Overall, this study demonstrates a novel echocardiographic measure (EMW) for risk stratification in patients with LQTS. The EMW was previously identified as a risk factor in LQTS by Ter Bekke et al in 2014 across 3 centers in a smaller cohort with similar findings. This study validated these findings in larger cohort and demonstrated the feasibility to incorporate this measure into clinical practice.
The authors discuss that EMW represents the time between the end of electrical and mechanical systole. In healthy adults, this should be positive as electrical systole ends the before closure of the aortic valve. In patients with LQTS, there is a mismatch due to prolongation of electrical systole resulting in a negative EMW. The mechanism for why there is increased arrhythmias in this setting is unknown but thought to be due to abnormalities in cellular calcium handling, heterogenous mechanical /electrical ventricular dispersion, impaired relaxation, and/or modulations of cardiac mechanoreceptors. Interestingly a negative EMW in animal models of LQTS has been associated with increased lability for torsade de pointes.
The impact for treatment on the EMW was not evaluated in this study. Presumptively, some if not all of these patients were on beta-blocker at the time of their imaging and thus the impact of therapy on EMW and outcomes is unclear. However, the authors conducted a pilot study on patients who underwent left cardiac sympathetic denervation that is used to reduce events in high risk patients. They showed a reduction in EMW by 35±57 msec.
Most importantly, this study demonstrated that an echocardiographic marker of electromechanical dysfunction (EMW) was a better predictor of events in LQTS overall and in particular in LQTS1 and LQTS2 than the QTc interval. In addition, this study demonstrated that this measure could be obtained reliably and accurately with appropriate training of staff.

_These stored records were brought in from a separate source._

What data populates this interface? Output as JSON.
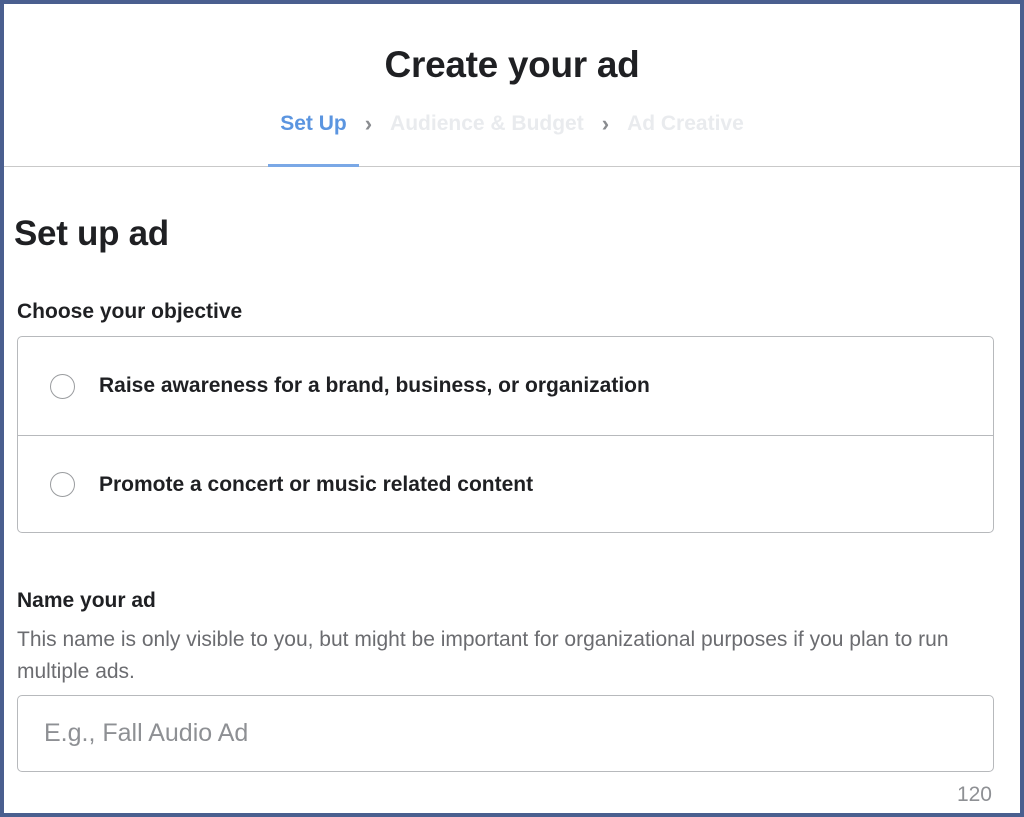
{
  "header": {
    "title": "Create your ad",
    "steps": [
      {
        "label": "Set Up",
        "state": "active"
      },
      {
        "label": "Audience & Budget",
        "state": "inactive"
      },
      {
        "label": "Ad Creative",
        "state": "inactive"
      }
    ],
    "separator_icon": "chevron-right-icon"
  },
  "setup": {
    "title": "Set up ad",
    "objective_label": "Choose your objective",
    "objectives": [
      {
        "label": "Raise awareness for a brand, business, or organization",
        "selected": false
      },
      {
        "label": "Promote a concert or music related content",
        "selected": false
      }
    ],
    "name_label": "Name your ad",
    "name_help": "This name is only visible to you, but might be important for organizational purposes if you plan to run multiple ads.",
    "name_value": "",
    "name_placeholder": "E.g., Fall Audio Ad",
    "char_count": "120"
  },
  "colors": {
    "accent": "#5b95e0",
    "frame_border": "#4a5f8f",
    "inactive_step": "#e9ebee",
    "text": "#1f2023",
    "muted_text": "#6b6c70"
  }
}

This study does have some limitations that may impact its generalizability. First, all clinical analysis and evaluation was done at single center by a single provider with expertise in LQTS. Second, the assessment of the QT interval on echocardiogram can be challenging as demonstrated by a removal of 13% of the cohort and the learning curve needed by sonographers/physicians to obtain accurate measures. This was due to the inability to precisely determine the end of the T-wave due to small T-wave amplitude, biphasic T-wave, or noise. Third, the lead positioning and beat-to beat HR variation impact on the QTc interval was not addressed. Finally, the authors highlight that additional markers or alternative techniques (i.e. strain, tissue doppler, etc.) for electromechanical dysfunction may prove to be superior.
Risk stratification in LQTS is critically important to minimize the risk of morbidity and mortality. This has been mainly driven by genotype, gender, age, QTc interval, and prior clinical events. This study identifies a new measure that can be incorporated in the risk assessment of patients with LQTS to better inform clinical decisions. Validation of this data in a prospective trial and/or multicenter study will aid in the generalizability of these findings.